Distracted Driving is any activity that could divert a person's attention away from the primary task of driving. All distractions endanger driver, passenger, and bystander safety. These types of distractions include: texting; using a cell phone or smartphone; eating and drinking; talking to passengers; grooming; reading, including maps; using a navigation system; watching a video; adjusting a radio, cd player, mp3 player, and car dashboards/infotainment systems.

In-car dashboard technologies are continuing to increase. Unfortunately with hands-free and voice control features, most people are unaware of the distractions and still believe that hands-free devices/voice control features are safer than handheld. However, AAA’s research has found that these dashboard features actually increase driver distraction by leaving the driver in a state of cognitive distraction for as long as 27 seconds. Other findings are highlighted in Avoid the Dash to the Dashboard Infographic. AAA has conducted various comprehensive studies on mental distractions, including comparisons of in-vehicle information systems and smartphones.

Consistent with the efforts of numerous government and safety organizations, Risk Management encourages state agencies to voluntarily adopt and implement distracted driving policies that restrict the use of handheld and hands-free devices while driving on state business, except as strictly necessary to fulfill approved and designated critical agency functions or in life and safety emergency situations. Such policies must require more than is already prohibited by law in NDCC 39-08-23. Agencies that choose to adopt distracted driving policies that restrict the use of handheld cell phones consistent with that agency’s operations and critical business needs will be eligible to receive a discount on its Risk Management Fund contribution. Contact Risk Management at 701.328.7584 for a sample policy statement.

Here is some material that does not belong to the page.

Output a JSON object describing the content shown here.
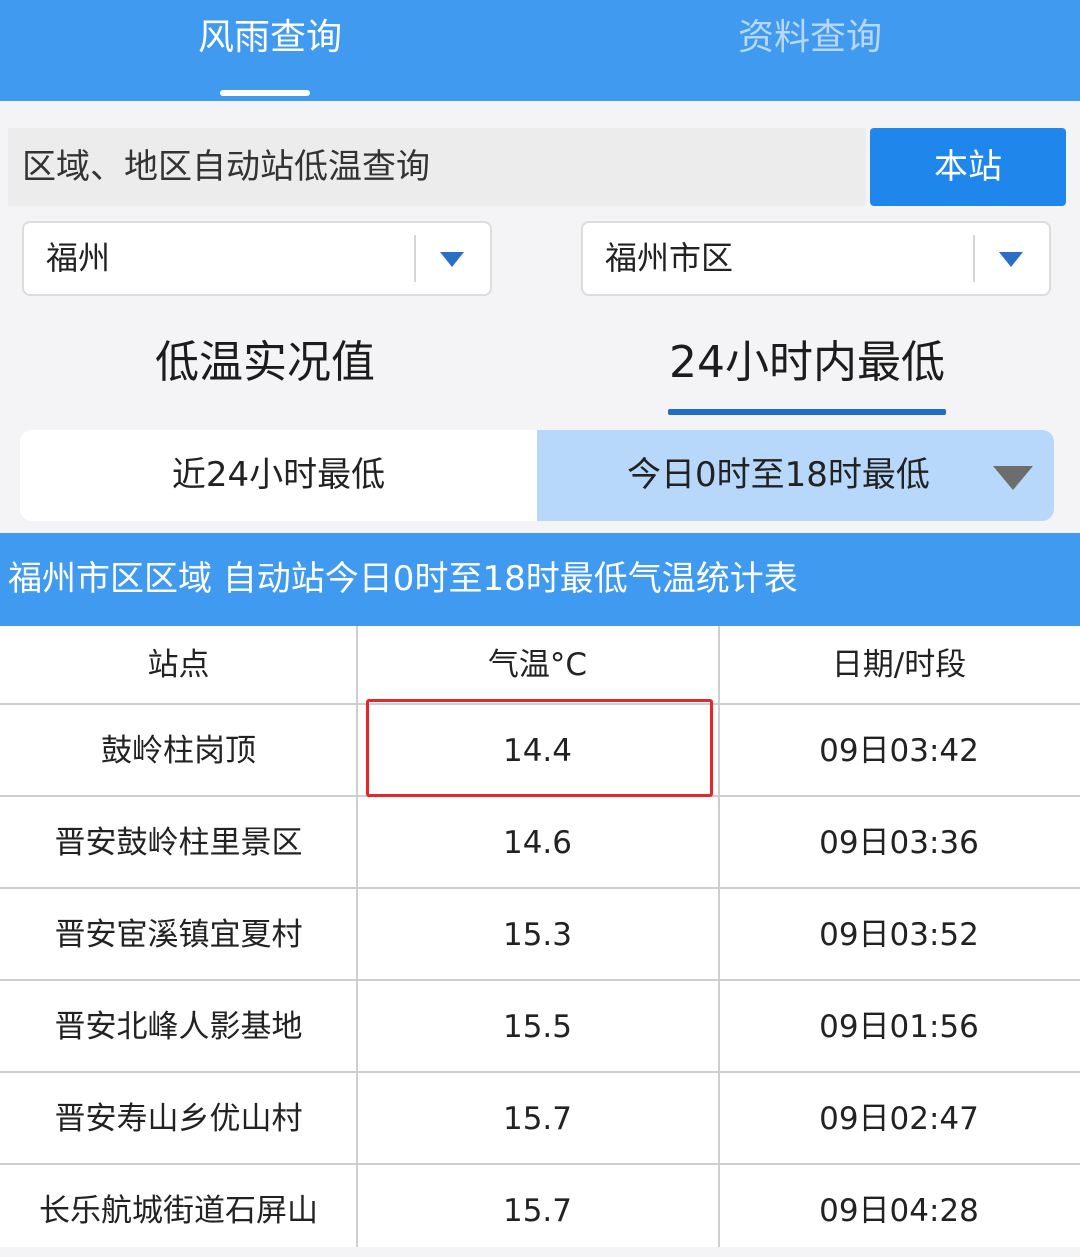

Agencies can access free materials from the National Safety Council. Additional Distracted Driving Resources have been compiled to assist agencies with training and implementation of distracted driving policies and practices.